▶ _About this task_
Whenever a line of the records below contains the word "usluge", copy that line.

━━━

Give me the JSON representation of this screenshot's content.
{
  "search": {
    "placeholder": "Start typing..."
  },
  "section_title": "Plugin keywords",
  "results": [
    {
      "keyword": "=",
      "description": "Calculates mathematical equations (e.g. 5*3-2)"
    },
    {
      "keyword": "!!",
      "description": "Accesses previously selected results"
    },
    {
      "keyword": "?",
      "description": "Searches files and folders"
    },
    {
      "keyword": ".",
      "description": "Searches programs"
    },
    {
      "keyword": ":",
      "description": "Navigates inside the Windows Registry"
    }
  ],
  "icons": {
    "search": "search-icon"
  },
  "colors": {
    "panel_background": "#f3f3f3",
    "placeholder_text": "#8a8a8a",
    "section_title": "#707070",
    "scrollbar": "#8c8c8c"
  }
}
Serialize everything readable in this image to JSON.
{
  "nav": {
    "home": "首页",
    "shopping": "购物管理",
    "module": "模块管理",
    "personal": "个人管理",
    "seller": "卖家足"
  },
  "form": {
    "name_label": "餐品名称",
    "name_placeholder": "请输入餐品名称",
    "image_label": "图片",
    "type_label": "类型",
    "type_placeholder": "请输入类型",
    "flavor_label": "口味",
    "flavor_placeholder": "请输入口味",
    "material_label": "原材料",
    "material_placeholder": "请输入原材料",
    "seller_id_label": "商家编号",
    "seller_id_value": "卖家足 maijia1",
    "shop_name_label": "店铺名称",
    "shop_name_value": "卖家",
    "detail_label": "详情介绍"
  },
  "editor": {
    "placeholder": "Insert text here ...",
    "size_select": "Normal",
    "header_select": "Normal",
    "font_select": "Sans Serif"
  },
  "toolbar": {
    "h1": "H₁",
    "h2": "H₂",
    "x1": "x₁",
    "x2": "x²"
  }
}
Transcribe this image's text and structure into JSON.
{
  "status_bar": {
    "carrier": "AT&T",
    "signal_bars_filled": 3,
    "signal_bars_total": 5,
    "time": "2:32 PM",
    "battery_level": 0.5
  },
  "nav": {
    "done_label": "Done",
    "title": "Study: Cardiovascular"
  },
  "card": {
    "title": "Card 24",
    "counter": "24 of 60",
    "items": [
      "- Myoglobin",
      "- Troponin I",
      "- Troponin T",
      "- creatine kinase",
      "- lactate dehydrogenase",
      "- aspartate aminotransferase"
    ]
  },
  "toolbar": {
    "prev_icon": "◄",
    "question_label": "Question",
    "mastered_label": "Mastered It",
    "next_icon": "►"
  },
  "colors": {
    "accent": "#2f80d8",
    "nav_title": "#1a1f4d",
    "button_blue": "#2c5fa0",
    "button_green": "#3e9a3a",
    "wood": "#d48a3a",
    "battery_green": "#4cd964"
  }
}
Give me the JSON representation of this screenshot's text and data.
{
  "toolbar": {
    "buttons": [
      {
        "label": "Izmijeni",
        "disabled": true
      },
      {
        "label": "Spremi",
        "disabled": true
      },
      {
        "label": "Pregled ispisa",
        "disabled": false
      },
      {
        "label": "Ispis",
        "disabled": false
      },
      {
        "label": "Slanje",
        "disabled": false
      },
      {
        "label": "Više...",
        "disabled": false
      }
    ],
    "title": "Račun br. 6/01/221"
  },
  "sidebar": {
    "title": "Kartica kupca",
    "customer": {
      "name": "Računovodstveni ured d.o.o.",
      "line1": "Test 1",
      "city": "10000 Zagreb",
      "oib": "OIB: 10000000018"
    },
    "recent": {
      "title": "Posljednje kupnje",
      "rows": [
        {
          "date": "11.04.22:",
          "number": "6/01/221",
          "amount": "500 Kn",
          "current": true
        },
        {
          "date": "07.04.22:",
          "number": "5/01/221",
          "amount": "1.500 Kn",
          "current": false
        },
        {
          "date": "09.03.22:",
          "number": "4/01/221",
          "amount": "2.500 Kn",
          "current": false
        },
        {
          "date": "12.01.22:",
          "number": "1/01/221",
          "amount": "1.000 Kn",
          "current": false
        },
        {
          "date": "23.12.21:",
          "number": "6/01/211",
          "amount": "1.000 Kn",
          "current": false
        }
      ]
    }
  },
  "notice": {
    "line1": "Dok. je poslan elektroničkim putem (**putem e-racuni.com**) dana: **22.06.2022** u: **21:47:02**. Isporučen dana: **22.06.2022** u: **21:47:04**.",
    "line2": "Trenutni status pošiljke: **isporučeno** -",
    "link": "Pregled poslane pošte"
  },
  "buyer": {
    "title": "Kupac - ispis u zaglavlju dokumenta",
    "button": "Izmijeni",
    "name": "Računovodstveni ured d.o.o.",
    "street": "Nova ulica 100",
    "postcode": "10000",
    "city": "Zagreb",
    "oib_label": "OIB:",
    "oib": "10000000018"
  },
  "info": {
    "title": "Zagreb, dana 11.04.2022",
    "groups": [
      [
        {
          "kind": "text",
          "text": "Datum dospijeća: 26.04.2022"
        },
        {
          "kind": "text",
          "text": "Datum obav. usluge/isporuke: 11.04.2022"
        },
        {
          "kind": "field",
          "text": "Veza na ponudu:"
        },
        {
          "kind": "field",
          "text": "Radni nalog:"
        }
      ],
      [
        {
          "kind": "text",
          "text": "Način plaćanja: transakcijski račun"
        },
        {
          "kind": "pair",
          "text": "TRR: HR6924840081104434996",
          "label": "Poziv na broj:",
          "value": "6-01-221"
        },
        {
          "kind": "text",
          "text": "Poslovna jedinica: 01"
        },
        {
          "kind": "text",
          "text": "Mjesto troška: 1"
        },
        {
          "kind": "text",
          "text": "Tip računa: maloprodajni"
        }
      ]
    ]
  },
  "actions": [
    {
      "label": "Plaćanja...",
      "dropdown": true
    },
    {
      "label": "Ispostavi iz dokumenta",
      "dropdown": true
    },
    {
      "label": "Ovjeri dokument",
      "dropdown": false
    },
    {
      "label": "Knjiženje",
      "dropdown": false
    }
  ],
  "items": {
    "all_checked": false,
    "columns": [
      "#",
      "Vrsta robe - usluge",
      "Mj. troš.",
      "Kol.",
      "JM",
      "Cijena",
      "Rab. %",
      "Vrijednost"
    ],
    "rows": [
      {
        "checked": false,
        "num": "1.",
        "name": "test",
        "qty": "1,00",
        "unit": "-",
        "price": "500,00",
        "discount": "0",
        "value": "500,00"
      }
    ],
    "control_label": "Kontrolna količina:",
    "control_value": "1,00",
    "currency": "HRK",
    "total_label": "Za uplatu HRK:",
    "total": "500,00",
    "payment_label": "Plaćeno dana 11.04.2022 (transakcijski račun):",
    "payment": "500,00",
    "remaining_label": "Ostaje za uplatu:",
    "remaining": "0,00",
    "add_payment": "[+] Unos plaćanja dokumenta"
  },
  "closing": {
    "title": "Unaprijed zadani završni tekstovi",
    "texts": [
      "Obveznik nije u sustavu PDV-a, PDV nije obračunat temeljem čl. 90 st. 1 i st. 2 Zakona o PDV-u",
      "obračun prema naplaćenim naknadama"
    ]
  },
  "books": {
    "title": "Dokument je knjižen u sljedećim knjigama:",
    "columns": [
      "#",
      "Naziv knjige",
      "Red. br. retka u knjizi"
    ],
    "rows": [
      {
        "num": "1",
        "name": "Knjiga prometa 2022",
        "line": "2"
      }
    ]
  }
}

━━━

▶ _Solution below_
          "text": "Datum obav. usluge/isporuke: 11.04.2022"
      "Vrsta robe - usluge",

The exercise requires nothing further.